Dr Stephen Greer, Lecturer in Theatre Practices at the University of Glasgow, was a featured lecturer for the SGSAH 2016 Theories of Knowledge Lecture Series, speaking on Performance and Performativity. He was gracious enough to provide us with a blog of additional new insights that supplement and expand upon his lecture.
Thinking about gender as a performance can draw our attention to the choices we make in the daily, social presentation of our identities. We might imagine the gendered subject as a kind of actor who chooses the ‘costume’ of gender in the dressing room and then enters the public arena of the stage where that gender is performed for others. As such, the image of the actor on stage might prompt recognition of how gender is a social phenomenon, performed to and for others – even if, as Judith Butler points out, that ‘other’ is only imagined. Our gender is not something that ‘belongs’ exclusively to us (even though it defines us intimately) because its terms are always shared with others, and because its intelligibility as gender rests on social standards which existed before we were born and extend beyond the material reality of our individual bodies.
However, the metaphor of the gendered subject as an actor has some serious limitations for understanding performativity – not least that we might be lead to think that gender is only performance, and in the particular sense of actions or conduct that we choose for ourselves as already stable, composed subjects. One of the central claims of performativity is that the gendered subject is inseparable from the moment of performance – there is no ‘I’ which precedes the moment of enactment, only a subject who is composed in and through enactment. Furthermore, Butler makes clear that though we are able to ‘improvise’ our genders, we do so within a scene of constraints characterised by commonly held beliefs about what makes ‘real’ men and women, and by the oftentimes violent repercussions facing those who depart from binary standards for gender.
One of the things that performance might bring to an understanding of performativity is an understanding of this sense of precarity or exposure, and the ways in which it might make us accountable to one another. During my lecture for the Theories of Knowledge series, I briefly discussed a performance work by Glasgow-based artist Rosana Cade called Walking: Holding, an ‘experiential performance that involves one audience member at a time walking through the city holding hands with a range of different people on a carefully designed route’. During the work, the audience-participant encounters both their own self-image and – in my experience – the ways in which that image might shift and be transformed in proximity to other bodies in the public sphere.
Walking and holding hands with (variously) an older man, a young Asian woman and a very tall drag queen drew my attention to both my active choices – how I choose to present myself each day – and the parts of my social identity that are outside of my control – the ways in the public gesture of intimacy, hand-holding, might be read and understood by others in the moment of live encounter. It also helped me understand the unmarked quality of the norms which let me ‘pass’ as unremarkable on a day to day basis – my whiteness, my seeming able-bodiedness, my male-masculine presentation.
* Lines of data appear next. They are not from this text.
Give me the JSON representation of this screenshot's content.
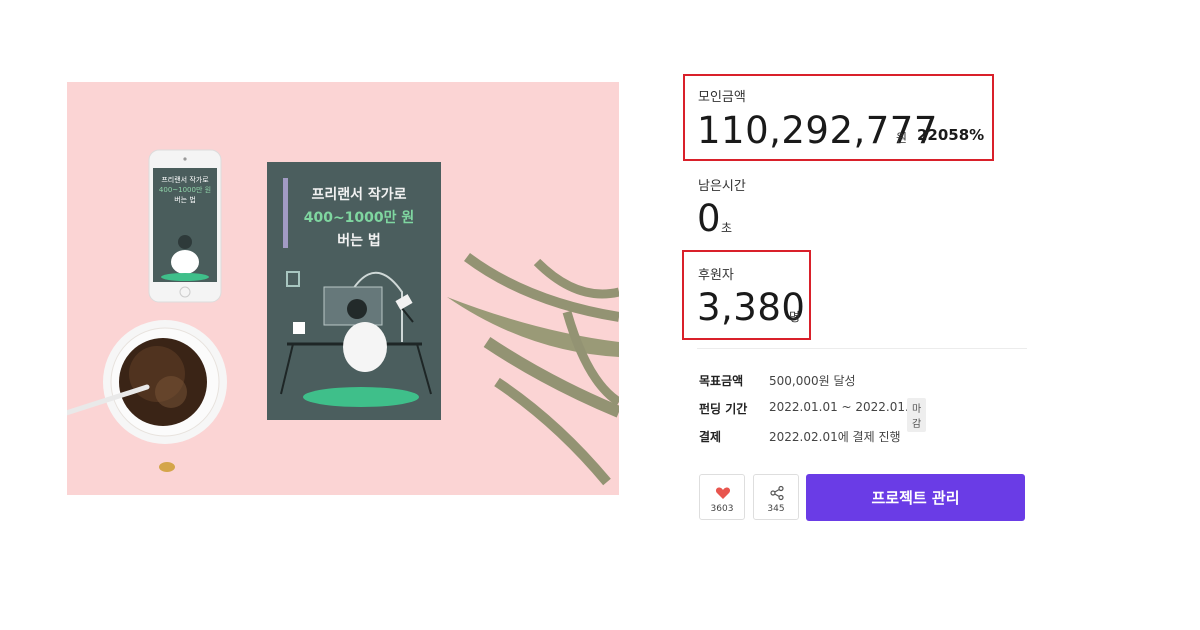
{
  "hero": {
    "book_title_line1": "프리랜서 작가로",
    "book_title_line2": "400~1000만 원",
    "book_title_line3": "버는 법",
    "phone_line1": "프리랜서 작가로",
    "phone_line2": "400~1000만 원",
    "phone_line3": "버는 법"
  },
  "funding": {
    "amount_label": "모인금액",
    "amount_value": "110,292,777",
    "amount_unit": "원",
    "amount_percent": "22058%",
    "time_label": "남은시간",
    "time_value": "0",
    "time_unit": "초",
    "backers_label": "후원자",
    "backers_value": "3,380",
    "backers_unit": "명"
  },
  "info": {
    "goal_label": "목표금액",
    "goal_value": "500,000원 달성",
    "period_label": "펀딩 기간",
    "period_value": "2022.01.01 ~ 2022.01.31",
    "period_badge": "마감",
    "payment_label": "결제",
    "payment_value": "2022.02.01에 결제 진행"
  },
  "actions": {
    "like_count": "3603",
    "share_count": "345",
    "manage_label": "프로젝트 관리"
  },
  "colors": {
    "accent": "#6a3ce6",
    "highlight_border": "#d9202a",
    "hero_bg": "#fbd4d4",
    "heart": "#e8554e"
  }
}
As such, it called to mind the ways in which appearance in public spaces might have different consequences for different kinds of subjects, where ‘difference’ describes departure from a particular set of cultural norms.
In Undoing Gender, Butler describes gender and sexuality not in terms of possessions – something we securely have – but ‘rather as modes of being dispossessed, ways of being for another, or, indeed, by virtue of another’ (2004: 19). Performance can serve to draw attention to how such connections and responsibilities are distributed and sustained, the labour required to make them seem effortless and, most strikingly, how ‘being dispossessed’ is a condition of our existence which might make us responsible to one another. To make that claim is not to diminish the consequences or ignore the uneven distribution of social dispossession – to engage in a form of the rhetoric that ‘all lives matter’ – but to insist upon an ethics of mutual recognition in which ‘free choices’ of performance are bound up in the capacity of others to do the same.